During a weighing session, newborn Bahati sticks her head out of the scale box.

Social life

Since lions are the only true social species of big cats, females tend to work together to raise all the cubs in their pride. It’s no surprise, then,  that aunt Jasiri enjoys her wild and playful niece and often helps Lina by babysitting. Even dad, Kamau, is playing a part in rearing the cub. When Bahati practices her stalking on Kamau’s thick mane and tail, dad is loving but stern in his response.

Bahati is putting her climbing skills to good use, exploring the rocks and hills in her habitat and climbing over mom, dad, and aunt Jasiri. In Africa, lions will lounge underneath trees to escape the heat and insects, and you’ll often see the same with our pride here.

Purr-fectly adorable

You may hear Bahati mew and growl, but it will still take a few more months for her to develop a full roar. As she grows, she’ll lose the spots of a newborn and will develop a full tail tuft. Come to Predator Rock – or the Serengeti Grill windows – to see our new pride and joy for yourself!

Bahati was born via C-section.
Bahati was born via C-section.
« 1 of 9 »
Categories: Africa, Lion | Tags: , | Leave a comment

Saving sea turtles in South Texas

 

It takes just one year for trash from DFW to make it into the Gulf of Mexico through storm drains, hurting South Texas’s marine life and other species. Dallas Zoo’s Wild Earth Action Team (WEAT) is on a Texas-proud mission to restore critical habitat for animals across the state.

The team put in sweat equity and removed 2,750 pounds of litter pollution from the beaches and dunes. They also participated in a sunrise release of 26 Kemp’s ridley sea turtle hatchlings – the ocean’s most endangered species of turtle.

“Every wildlife habitat restored and every species saved from extinction begins with us. It’s a great feeling to know we have members, guests and volunteers right beside us working to create a better world for animals,” said Ben Jones, dean of the Dallas Zoo’s Wild Earth Academy and co-leader of the trip.

When the team wasn’t squealing over baby sea turtles or picking up litter, they spent time at Sea Turtle, Inc., helping spruce up the non-profit’s building.

Dallas Zoo staff also proudly presented a check to Sea Turtle Inc. to help the conservationists continue their work to save the Kemp’s ridley sea turtle.

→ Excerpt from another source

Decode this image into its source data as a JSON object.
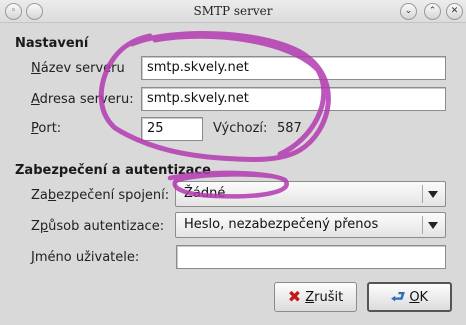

Take action at home to protect marine life by reducing your plastic consumption with reusable straws, water bottles and canvas bags; choose to eat sustainably harvested seafood; and help keep litter pollution out of Texas waterways.

Categories: Uncategorized | Tags: , , | Leave a comment

Brought to you by the Dallas Zoo